- Instructions to follow -
Please return each record exactly as it stands.

========================================================================

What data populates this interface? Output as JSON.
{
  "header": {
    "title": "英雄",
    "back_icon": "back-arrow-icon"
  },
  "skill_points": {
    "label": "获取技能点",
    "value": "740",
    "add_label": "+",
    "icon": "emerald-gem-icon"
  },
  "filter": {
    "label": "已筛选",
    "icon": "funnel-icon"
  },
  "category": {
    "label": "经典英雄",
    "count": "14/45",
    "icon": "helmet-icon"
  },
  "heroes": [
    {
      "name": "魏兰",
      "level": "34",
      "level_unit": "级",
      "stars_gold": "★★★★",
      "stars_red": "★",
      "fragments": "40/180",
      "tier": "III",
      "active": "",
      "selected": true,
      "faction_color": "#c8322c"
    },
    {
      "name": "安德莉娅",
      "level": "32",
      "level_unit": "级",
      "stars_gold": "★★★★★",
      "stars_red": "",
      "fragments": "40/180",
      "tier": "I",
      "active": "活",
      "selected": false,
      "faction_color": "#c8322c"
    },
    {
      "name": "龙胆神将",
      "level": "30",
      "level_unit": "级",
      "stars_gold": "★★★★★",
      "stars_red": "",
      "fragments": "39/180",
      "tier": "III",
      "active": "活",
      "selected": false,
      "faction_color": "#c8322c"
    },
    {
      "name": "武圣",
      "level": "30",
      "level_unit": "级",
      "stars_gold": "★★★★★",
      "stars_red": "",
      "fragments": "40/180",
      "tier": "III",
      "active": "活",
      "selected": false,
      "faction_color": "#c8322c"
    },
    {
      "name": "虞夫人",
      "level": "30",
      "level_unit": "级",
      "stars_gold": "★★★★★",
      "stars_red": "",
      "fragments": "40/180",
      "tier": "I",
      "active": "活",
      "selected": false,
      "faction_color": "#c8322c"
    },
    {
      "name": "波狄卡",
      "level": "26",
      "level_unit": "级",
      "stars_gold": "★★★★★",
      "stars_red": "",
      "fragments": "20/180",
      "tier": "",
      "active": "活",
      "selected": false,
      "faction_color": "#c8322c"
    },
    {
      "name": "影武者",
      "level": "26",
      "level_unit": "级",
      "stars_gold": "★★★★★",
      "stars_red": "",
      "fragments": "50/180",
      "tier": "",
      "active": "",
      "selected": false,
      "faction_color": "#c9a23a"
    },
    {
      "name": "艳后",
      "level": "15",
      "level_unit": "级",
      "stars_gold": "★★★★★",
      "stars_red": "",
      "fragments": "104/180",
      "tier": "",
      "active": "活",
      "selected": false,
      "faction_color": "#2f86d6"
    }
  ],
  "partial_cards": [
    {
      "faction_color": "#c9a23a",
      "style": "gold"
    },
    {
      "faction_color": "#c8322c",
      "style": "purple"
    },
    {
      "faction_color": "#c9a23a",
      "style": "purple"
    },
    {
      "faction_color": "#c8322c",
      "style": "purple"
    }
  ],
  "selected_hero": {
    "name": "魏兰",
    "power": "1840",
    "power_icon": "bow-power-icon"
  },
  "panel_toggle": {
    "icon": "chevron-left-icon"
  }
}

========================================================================

- Finished task -
What data populates this interface? Output as JSON.
{
  "header": {
    "title": "英雄",
    "back_icon": "back-arrow-icon"
  },
  "skill_points": {
    "label": "获取技能点",
    "value": "740",
    "add_label": "+",
    "icon": "emerald-gem-icon"
  },
  "filter": {
    "label": "已筛选",
    "icon": "funnel-icon"
  },
  "category": {
    "label": "经典英雄",
    "count": "14/45",
    "icon": "helmet-icon"
  },
  "heroes": [
    {
      "name": "魏兰",
      "level": "34",
      "level_unit": "级",
      "stars_gold": "★★★★",
      "stars_red": "★",
      "fragments": "40/180",
      "tier": "III",
      "active": "",
      "selected": true,
      "faction_color": "#c8322c"
    },
    {
      "name": "安德莉娅",
      "level": "32",
      "level_unit": "级",
      "stars_gold": "★★★★★",
      "stars_red": "",
      "fragments": "40/180",
      "tier": "I",
      "active": "活",
      "selected": false,
      "faction_color": "#c8322c"
    },
    {
      "name": "龙胆神将",
      "level": "30",
      "level_unit": "级",
      "stars_gold": "★★★★★",
      "stars_red": "",
      "fragments": "39/180",
      "tier": "III",
      "active": "活",
      "selected": false,
      "faction_color": "#c8322c"
    },
    {
      "name": "武圣",
      "level": "30",
      "level_unit": "级",
      "stars_gold": "★★★★★",
      "stars_red": "",
      "fragments": "40/180",
      "tier": "III",
      "active": "活",
      "selected": false,
      "faction_color": "#c8322c"
    },
    {
      "name": "虞夫人",
      "level": "30",
      "level_unit": "级",
      "stars_gold": "★★★★★",
      "stars_red": "",
      "fragments": "40/180",
      "tier": "I",
      "active": "活",
      "selected": false,
      "faction_color": "#c8322c"
    },
    {
      "name": "波狄卡",
      "level": "26",
      "level_unit": "级",
      "stars_gold": "★★★★★",
      "stars_red": "",
      "fragments": "20/180",
      "tier": "",
      "active": "活",
      "selected": false,
      "faction_color": "#c8322c"
    },
    {
      "name": "影武者",
      "level": "26",
      "level_unit": "级",
      "stars_gold": "★★★★★",
      "stars_red": "",
      "fragments": "50/180",
      "tier": "",
      "active": "",
      "selected": false,
      "faction_color": "#c9a23a"
    },
    {
      "name": "艳后",
      "level": "15",
      "level_unit": "级",
      "stars_gold": "★★★★★",
      "stars_red": "",
      "fragments": "104/180",
      "tier": "",
      "active": "活",
      "selected": false,
      "faction_color": "#2f86d6"
    }
  ],
  "partial_cards": [
    {
      "faction_color": "#c9a23a",
      "style": "gold"
    },
    {
      "faction_color": "#c8322c",
      "style": "purple"
    },
    {
      "faction_color": "#c9a23a",
      "style": "purple"
    },
    {
      "faction_color": "#c8322c",
      "style": "purple"
    }
  ],
  "selected_hero": {
    "name": "魏兰",
    "power": "1840",
    "power_icon": "bow-power-icon"
  },
  "panel_toggle": {
    "icon": "chevron-left-icon"
  }
}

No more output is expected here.